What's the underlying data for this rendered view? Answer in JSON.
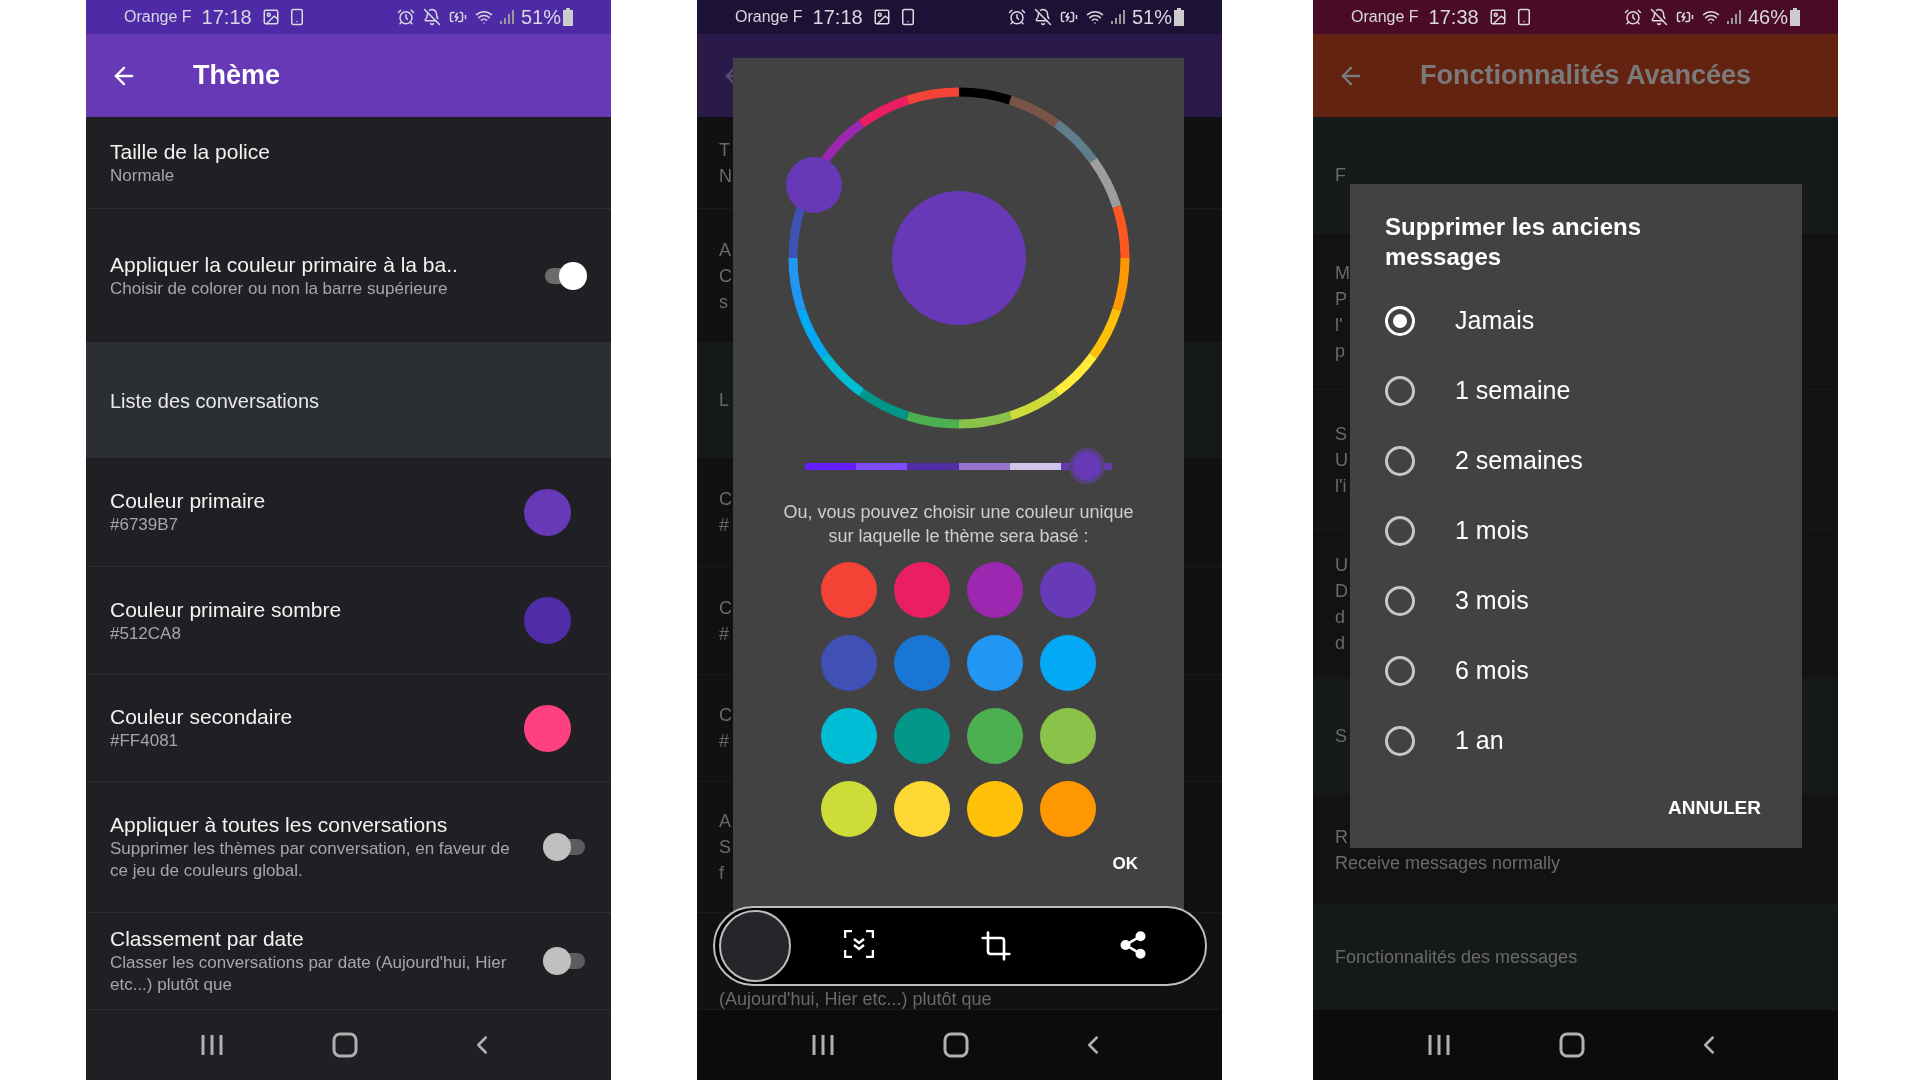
{
  "phones": [
    {
      "kind": "settings",
      "status": {
        "carrier": "Orange F",
        "time": "17:18",
        "battery": "51%"
      },
      "title": "Thème",
      "items": [
        {
          "kind": "value",
          "title": "Taille de la police",
          "subtitle": "Normale"
        },
        {
          "kind": "switch",
          "title": "Appliquer la couleur primaire à la ba..",
          "subtitle": "Choisir de colorer ou non la barre supérieure",
          "on": true
        },
        {
          "kind": "header",
          "title": "Liste des conversations"
        },
        {
          "kind": "color",
          "title": "Couleur primaire",
          "subtitle": "#6739B7",
          "color": "#6739b7"
        },
        {
          "kind": "color",
          "title": "Couleur primaire sombre",
          "subtitle": "#512CA8",
          "color": "#512ca8"
        },
        {
          "kind": "color",
          "title": "Couleur secondaire",
          "subtitle": "#FF4081",
          "color": "#ff4081"
        },
        {
          "kind": "switch",
          "title": "Appliquer à toutes les conversations",
          "subtitle": "Supprimer les thèmes par conversation, en faveur de ce jeu de couleurs global.",
          "on": false
        },
        {
          "kind": "switch",
          "title": "Classement par date",
          "subtitle": "Classer les conversations par date (Aujourd'hui, Hier etc...) plutôt que",
          "on": false
        }
      ]
    },
    {
      "kind": "picker",
      "status": {
        "carrier": "Orange F",
        "time": "17:18",
        "battery": "51%"
      },
      "background_rows": [
        {
          "kind": "row",
          "lines": [
            "T",
            "N"
          ]
        },
        {
          "kind": "row",
          "lines": [
            "A",
            "C",
            "s"
          ]
        },
        {
          "kind": "header",
          "lines": [
            "L"
          ]
        },
        {
          "kind": "row",
          "lines": [
            "C",
            "#"
          ]
        },
        {
          "kind": "row",
          "lines": [
            "C",
            "#"
          ]
        },
        {
          "kind": "row",
          "lines": [
            "C",
            "#"
          ]
        },
        {
          "kind": "row",
          "lines": [
            "A",
            "S",
            "f"
          ]
        },
        {
          "kind": "bottom",
          "lines": [
            "(Aujourd'hui, Hier etc...) plutôt que"
          ]
        }
      ],
      "dialog": {
        "color": "#6739b7",
        "shade": {
          "level": 0.92
        },
        "hint": "Ou, vous pouvez choisir une couleur unique sur laquelle le thème sera basé :",
        "swatches": [
          {
            "color": "#f44336"
          },
          {
            "color": "#e91e63"
          },
          {
            "color": "#9c27b0"
          },
          {
            "color": "#673ab7"
          },
          {
            "color": "#3f51b5"
          },
          {
            "color": "#1976d2"
          },
          {
            "color": "#2196f3"
          },
          {
            "color": "#03a9f4"
          },
          {
            "color": "#00bcd4"
          },
          {
            "color": "#009688"
          },
          {
            "color": "#4caf50"
          },
          {
            "color": "#8bc34a"
          },
          {
            "color": "#cddc39"
          },
          {
            "color": "#fdd835"
          },
          {
            "color": "#ffc107"
          },
          {
            "color": "#ff9800"
          }
        ],
        "ok": "OK"
      }
    },
    {
      "kind": "choice",
      "status": {
        "carrier": "Orange F",
        "time": "17:38",
        "battery": "46%"
      },
      "title": "Fonctionnalités Avancées",
      "background_rows": [
        {
          "kind": "header",
          "lines": [
            "F"
          ]
        },
        {
          "kind": "row",
          "lines": [
            "M",
            "P",
            "l'",
            "p"
          ]
        },
        {
          "kind": "row",
          "lines": [
            "S",
            "U",
            "l'i"
          ]
        },
        {
          "kind": "row",
          "lines": [
            "U",
            "D",
            "d",
            "d"
          ]
        },
        {
          "kind": "header",
          "lines": [
            "S"
          ]
        },
        {
          "kind": "row",
          "lines": [
            "R",
            "Receive messages normally"
          ]
        },
        {
          "kind": "header",
          "lines": [
            "Fonctionnalités des messages"
          ]
        }
      ],
      "dialog": {
        "title": "Supprimer les anciens messages",
        "options": [
          {
            "label": "Jamais",
            "selected": true
          },
          {
            "label": "1 semaine",
            "selected": false
          },
          {
            "label": "2 semaines",
            "selected": false
          },
          {
            "label": "1 mois",
            "selected": false
          },
          {
            "label": "3 mois",
            "selected": false
          },
          {
            "label": "6 mois",
            "selected": false
          },
          {
            "label": "1 an",
            "selected": false
          }
        ],
        "cancel": "ANNULER"
      }
    }
  ]
}
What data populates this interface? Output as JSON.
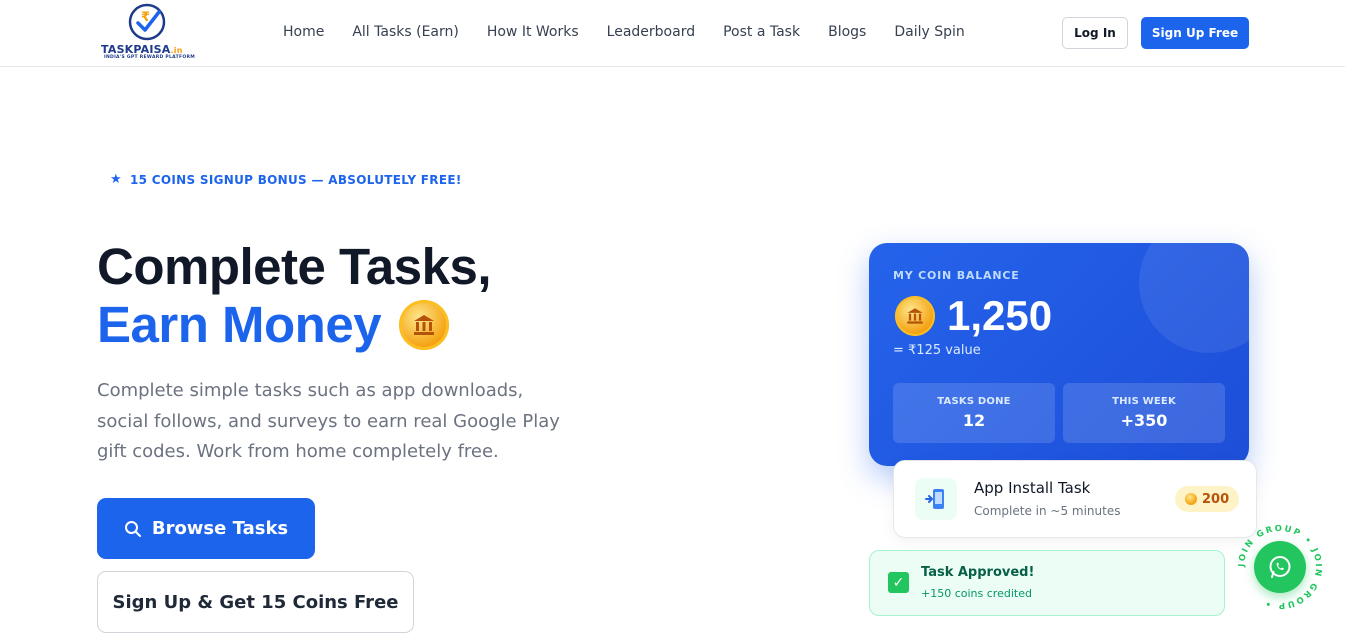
{
  "header": {
    "logo": {
      "name": "TASKPAISA",
      "suffix": ".in",
      "tagline": "INDIA'S GPT REWARD PLATFORM"
    },
    "nav": [
      "Home",
      "All Tasks (Earn)",
      "How It Works",
      "Leaderboard",
      "Post a Task",
      "Blogs",
      "Daily Spin"
    ],
    "login_label": "Log In",
    "signup_label": "Sign Up Free"
  },
  "hero": {
    "badge": "15 COINS SIGNUP BONUS — ABSOLUTELY FREE!",
    "title_line1": "Complete Tasks,",
    "title_line2": "Earn Money",
    "lead": "Complete simple tasks such as app downloads, social follows, and surveys to earn real Google Play gift codes. Work from home completely free.",
    "browse_label": "Browse Tasks",
    "signup_cta": "Sign Up & Get 15 Coins Free"
  },
  "balance_card": {
    "label": "MY COIN BALANCE",
    "value": "1,250",
    "sub": "= ₹125 value",
    "stats": [
      {
        "label": "TASKS DONE",
        "value": "12"
      },
      {
        "label": "THIS WEEK",
        "value": "+350"
      }
    ]
  },
  "task_card": {
    "title": "App Install Task",
    "subtitle": "Complete in ~5 minutes",
    "reward": "200"
  },
  "approved_card": {
    "title": "Task Approved!",
    "subtitle": "+150 coins credited"
  },
  "whatsapp": {
    "ring_text": "JOIN GROUP • JOIN GROUP •"
  },
  "colors": {
    "primary": "#1d64ed",
    "success": "#22c55e",
    "coin": "#f59e0b"
  }
}
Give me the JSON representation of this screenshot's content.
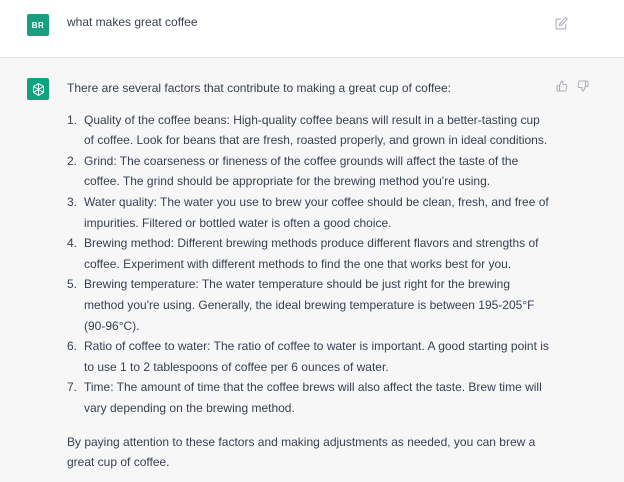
{
  "user_message": {
    "avatar_initials": "BR",
    "text": "what makes great coffee"
  },
  "assistant_message": {
    "intro": "There are several factors that contribute to making a great cup of coffee:",
    "items": [
      {
        "num": "1.",
        "text": "Quality of the coffee beans: High-quality coffee beans will result in a better-tasting cup of coffee. Look for beans that are fresh, roasted properly, and grown in ideal conditions."
      },
      {
        "num": "2.",
        "text": "Grind: The coarseness or fineness of the coffee grounds will affect the taste of the coffee. The grind should be appropriate for the brewing method you're using."
      },
      {
        "num": "3.",
        "text": "Water quality: The water you use to brew your coffee should be clean, fresh, and free of impurities. Filtered or bottled water is often a good choice."
      },
      {
        "num": "4.",
        "text": "Brewing method: Different brewing methods produce different flavors and strengths of coffee. Experiment with different methods to find the one that works best for you."
      },
      {
        "num": "5.",
        "text": "Brewing temperature: The water temperature should be just right for the brewing method you're using. Generally, the ideal brewing temperature is between 195-205°F (90-96°C)."
      },
      {
        "num": "6.",
        "text": "Ratio of coffee to water: The ratio of coffee to water is important. A good starting point is to use 1 to 2 tablespoons of coffee per 6 ounces of water."
      },
      {
        "num": "7.",
        "text": "Time: The amount of time that the coffee brews will also affect the taste. Brew time will vary depending on the brewing method."
      }
    ],
    "outro": "By paying attention to these factors and making adjustments as needed, you can brew a great cup of coffee."
  },
  "icons": {
    "edit": "edit-icon",
    "thumbs_up": "thumbs-up-icon",
    "thumbs_down": "thumbs-down-icon",
    "assistant_logo": "openai-logo-icon"
  },
  "colors": {
    "user_avatar": "#1a9e82",
    "assistant_avatar": "#10a37f",
    "assistant_bg": "#f7f7f8",
    "text": "#374151"
  }
}
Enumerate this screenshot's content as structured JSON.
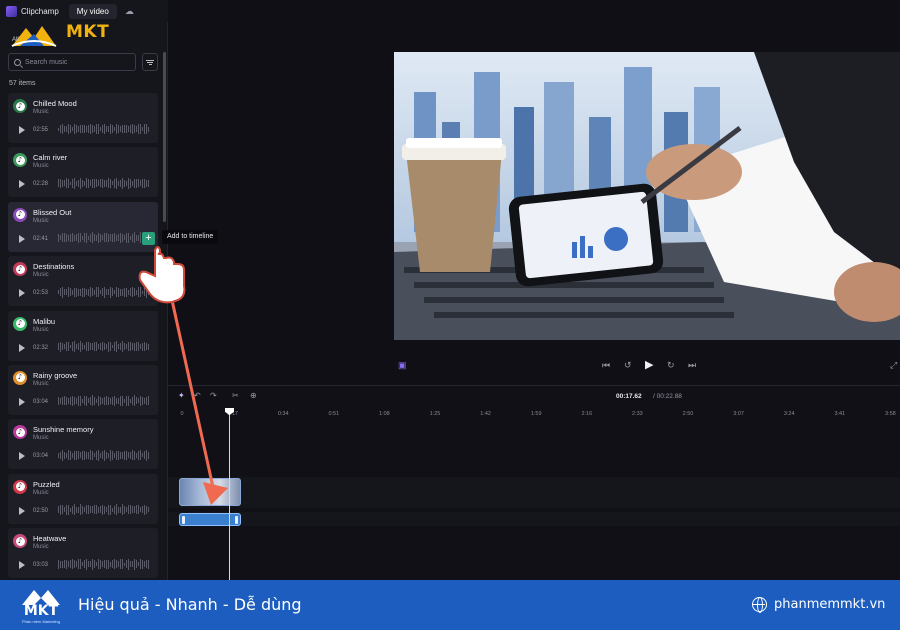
{
  "app": {
    "name": "Clipchamp",
    "tab": "My video"
  },
  "watermark": {
    "brand": "MKT"
  },
  "sidebar": {
    "filter_all": "All",
    "search_placeholder": "Search music",
    "items_count": "57 items",
    "tooltip": "Add to timeline",
    "tracks": [
      {
        "title": "Chilled Mood",
        "category": "Music",
        "duration": "02:55",
        "color": "#2b7a4b"
      },
      {
        "title": "Calm river",
        "category": "Music",
        "duration": "02:28",
        "color": "#3a9a5a"
      },
      {
        "title": "Blissed Out",
        "category": "Music",
        "duration": "02:41",
        "color": "#8a4ab8"
      },
      {
        "title": "Destinations",
        "category": "Music",
        "duration": "02:53",
        "color": "#c03a5a"
      },
      {
        "title": "Malibu",
        "category": "Music",
        "duration": "02:32",
        "color": "#3ab86a"
      },
      {
        "title": "Rainy groove",
        "category": "Music",
        "duration": "03:04",
        "color": "#e0902a"
      },
      {
        "title": "Sunshine memory",
        "category": "Music",
        "duration": "03:04",
        "color": "#b83a9a"
      },
      {
        "title": "Puzzled",
        "category": "Music",
        "duration": "02:50",
        "color": "#d03a4a"
      },
      {
        "title": "Heatwave",
        "category": "Music",
        "duration": "03:03",
        "color": "#c84a7a"
      }
    ]
  },
  "timeline": {
    "current_time": "00:17.62",
    "separator": "/",
    "total_time": "00:22.88",
    "ticks": [
      "0",
      "0:17",
      "0:34",
      "0:51",
      "1:08",
      "1:25",
      "1:42",
      "1:59",
      "2:16",
      "2:33",
      "2:50",
      "3:07",
      "3:24",
      "3:41",
      "3:58"
    ]
  },
  "banner": {
    "logo_text": "MKT",
    "logo_subtext": "Phần mềm Marketing",
    "slogan": "Hiệu quả - Nhanh  - Dễ dùng",
    "website": "phanmemmkt.vn"
  }
}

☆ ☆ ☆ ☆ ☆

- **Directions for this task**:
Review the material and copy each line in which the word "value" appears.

- **Result for this task**:
          "kind": "value",
    "value": "1,250",
    "sub": "= ₹125 value",
        "value": "12"
        "value": "+350"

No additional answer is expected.